Cummings is a particularly polarising figure in British politics and his involvement in the Scientific Advisory Group for Emergencies (SAGE) drew immediate criticism from opposition parties who said it undermined the group’s credibility.
Johnson’s office said Cummings and another government adviser attended to improve government understanding, and that they occasionally asked questions or offered help when scientists mentioned problems within the government’s administrative machine.
“SAGE provides independent scientific advice to the government. Political advisers have no role in this,” a spokesman for Johnson’s office said.
“The scientists on SAGE are among the most eminent in their fields. It is factually wrong and damaging to sensible public debate to imply their advice is affected by government advisers listening to discussions.”
Cummings had attended some SAGE meetings and continues to listen to some of the group’s virtual meetings, it added.
Stephen Powis, the medical director of the National Health Service in England who participates in SAGE, said on Saturday he was not concerned about political involvement in the meetings.
“I have been confident that what happens at SAGE is a scientific discussion involving the scientists and the experts,” Powis told BBC Radio.
The Guardian said Cummings was present at a meeting on March 23, the day Johnson announced the most far-reaching peacetime restrictions on British daily life, pivoting sharply from a previously less proactive strategy that lagged European peers.
Cummings, a key architect of the successful campaign to leave the European Union ahead of a 2016 referendum, is reviled by his critics for what they say were ruthless tactics that rode roughshod over the facts.

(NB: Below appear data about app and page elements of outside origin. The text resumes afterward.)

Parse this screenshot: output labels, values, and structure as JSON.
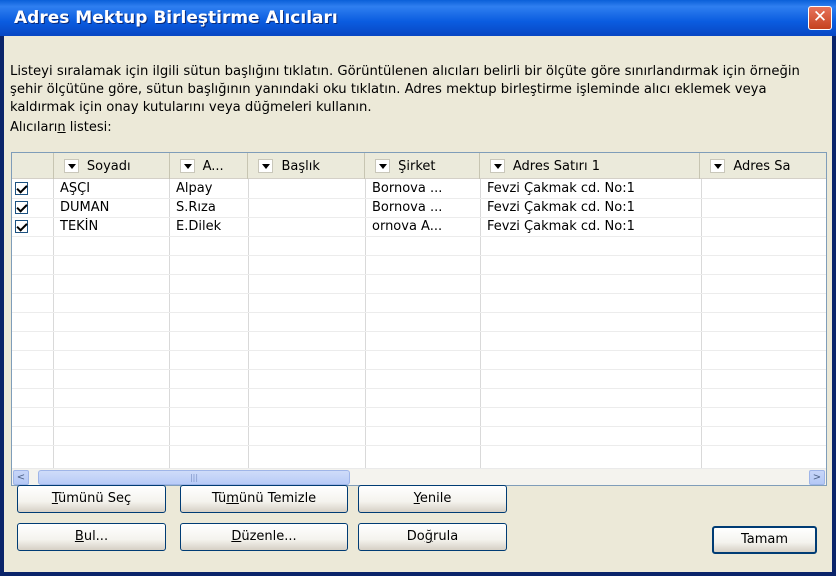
{
  "window": {
    "title": "Adres Mektup Birleştirme Alıcıları",
    "close_label": "✕"
  },
  "description": "Listeyi sıralamak için ilgili sütun başlığını tıklatın. Görüntülenen alıcıları belirli bir ölçüte göre sınırlandırmak için örneğin şehir ölçütüne göre, sütun başlığının yanındaki oku tıklatın. Adres mektup birleştirme işleminde alıcı eklemek veya kaldırmak için onay kutularını veya düğmeleri kullanın.",
  "list_label": "Alıcıların listesi:",
  "list": {
    "columns": [
      "",
      "Soyadı",
      "A...",
      "Başlık",
      "Şirket",
      "Adres Satırı 1",
      "Adres Sa"
    ],
    "rows": [
      {
        "checked": true,
        "cells": [
          "AŞÇI",
          "Alpay",
          "",
          "Bornova ...",
          "Fevzi Çakmak cd. No:1",
          ""
        ]
      },
      {
        "checked": true,
        "cells": [
          "DUMAN",
          "S.Rıza",
          "",
          "Bornova ...",
          "Fevzi Çakmak cd. No:1",
          ""
        ]
      },
      {
        "checked": true,
        "cells": [
          "TEKİN",
          "E.Dilek",
          "",
          "ornova A...",
          "Fevzi Çakmak cd. No:1",
          ""
        ]
      }
    ]
  },
  "scrollbar": {
    "left_arrow": "<",
    "right_arrow": ">",
    "thumb_grip": "|||"
  },
  "buttons": {
    "select_all": "Tümünü Seç",
    "clear_all": "Tümünü Temizle",
    "refresh": "Yenile",
    "find": "Bul...",
    "edit": "Düzenle...",
    "validate": "Doğrula",
    "ok": "Tamam"
  }
}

Since being appointed as Johnson’s closest adviser inside Downing Street, he has also caused alarm among some civil servants who see him as an anti-system figure intent on disrupting the usual way of doing things.
The government has repeatedly stressed it followed scientific advice on handling the coronavirus outbreak, but faces growing criticism that its initial response was too slow.

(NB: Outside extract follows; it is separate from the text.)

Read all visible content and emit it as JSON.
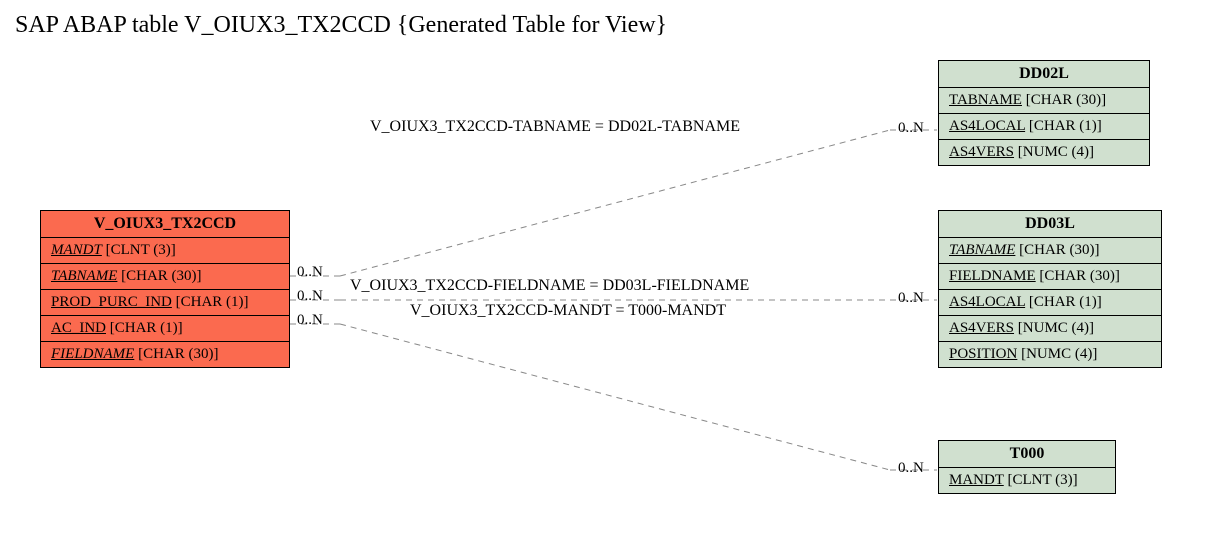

By convention, the government has not named members of the SAGE committee.
“He is a political adviser, not a medical or scientific expert,” said Jonathan Ashworth, Labour’s health policy spokesman, referring to Cummings.
“If the public are to have confidence in the SAGE, the government must make clear Dominic Cummings can no longer participate or attend.”

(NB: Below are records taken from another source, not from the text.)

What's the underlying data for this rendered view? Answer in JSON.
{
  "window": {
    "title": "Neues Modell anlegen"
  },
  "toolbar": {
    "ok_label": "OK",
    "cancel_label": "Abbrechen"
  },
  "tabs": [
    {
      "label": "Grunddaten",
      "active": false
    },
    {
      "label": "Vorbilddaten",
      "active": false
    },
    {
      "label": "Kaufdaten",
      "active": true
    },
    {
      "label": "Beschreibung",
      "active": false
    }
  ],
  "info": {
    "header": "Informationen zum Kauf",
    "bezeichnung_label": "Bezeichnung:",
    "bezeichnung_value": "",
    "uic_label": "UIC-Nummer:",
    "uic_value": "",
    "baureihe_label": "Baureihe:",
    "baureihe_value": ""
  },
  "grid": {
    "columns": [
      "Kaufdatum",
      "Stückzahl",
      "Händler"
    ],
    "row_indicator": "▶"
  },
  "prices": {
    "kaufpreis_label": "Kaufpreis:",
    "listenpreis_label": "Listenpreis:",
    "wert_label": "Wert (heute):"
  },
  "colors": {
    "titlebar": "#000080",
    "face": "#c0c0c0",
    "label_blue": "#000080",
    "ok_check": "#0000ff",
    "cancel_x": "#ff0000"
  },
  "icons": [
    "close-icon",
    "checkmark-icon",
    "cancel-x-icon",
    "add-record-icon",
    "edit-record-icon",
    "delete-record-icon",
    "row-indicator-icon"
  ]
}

Guidelines for SAGE published on the government website show membership should include representatives from a “wide range of scientific and technical specialities” and that the body “should not overly rely on specific experts”.
They also say SAGE should “include the most appropriate, rather than the most accessible experts.”
Reporting by William James and Andy Bruce, additional reporting by Sarah Young, editing by Estelle Shirbon and Gareth Jones